The Forum recently printed a letter to the titled, “Hysteria over measles outbreak is ridiculous.” I don’t know who the author is, or his professional background, but I will tell you mine: I am a public health professional. I have a bachelor’s in chemistry, and a master of public health in infectious disease management. In my career, I educate healthcare providers about vaccines, their safety, their effectiveness, and the diseases they prevent.
In his letter, the author provides a great example of a logical error known as “survival bias.” Yes, of course anyone alive today who can remember suffering from diseases that are now vaccine-preventable can say, “I got this, and it didn’t kill me.” If you are among the 1 in 500 people that dies from measles, you wouldn’t be alive today to tell people you think it is a benign disease (CDC 2015). Putting deadly in quotes is a cruel insult to the 110,000 people worldwide who died of measles in 2017 (WHO 2018).
There are plenty of people alive today, however, who don’t spurn vaccines, because they do remember the consequences of these diseases. My own mother-in-law suffered hearing loss from mumps, and repeated ear infections from bacteria that are now vaccine-preventable. My mother, a CRNA who worked as a critical care nurse in the early 1980s, is still haunted by memories of children suffocating to death on their own epiglottis, due to infection from Haemophilius influenzae B. By the time these women raised their own children, mumps and measles were totally preventable, and by the time their grandchildren were born, every one of these diseases, along with the lost nights of sleep wondering whether an ER trip was necessary, were a memory.

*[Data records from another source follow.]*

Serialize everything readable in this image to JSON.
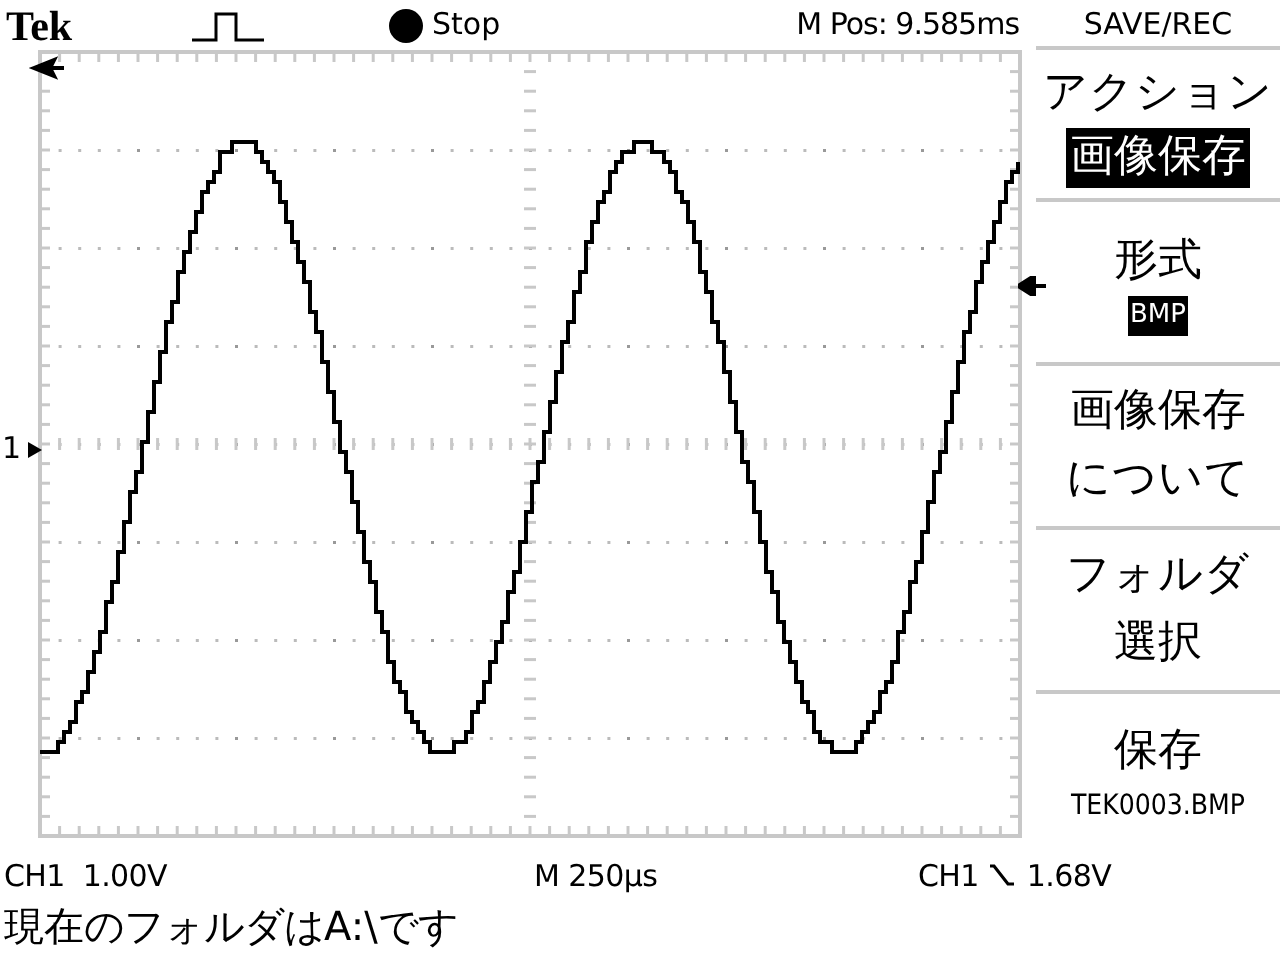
{
  "header": {
    "logo": "Tek",
    "run_state": "Stop",
    "position": "M Pos: 9.585ms"
  },
  "scope": {
    "ch1_marker": "1"
  },
  "menu": {
    "title": "SAVE/REC",
    "items": [
      {
        "kind": "action",
        "lines": [
          "アクション"
        ],
        "value": "画像保存",
        "highlighted": true
      },
      {
        "kind": "option",
        "lines": [
          "形式"
        ],
        "value": "BMP",
        "highlighted": true
      },
      {
        "kind": "button",
        "lines": [
          "画像保存",
          "について"
        ]
      },
      {
        "kind": "button",
        "lines": [
          "フォルダ",
          "選択"
        ]
      },
      {
        "kind": "save",
        "lines": [
          "保存"
        ],
        "value": "TEK0003.BMP",
        "highlighted": false
      }
    ]
  },
  "status": {
    "channel_scale": "CH1  1.00V",
    "timebase": "M 250µs",
    "trigger_source": "CH1",
    "trigger_level": "1.68V"
  },
  "message": "現在のフォルダはA:\\です"
}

Because of vaccines, many parents my age haven’t seen these diseases, or study them as I do, so they don’t know what we are preventing. We, who have the good fortune of raising our children in the vaccine era, now expect our children to live past childhood. Concern that they would become sick and die from a vaccine-preventable disease is anything but ridiculous.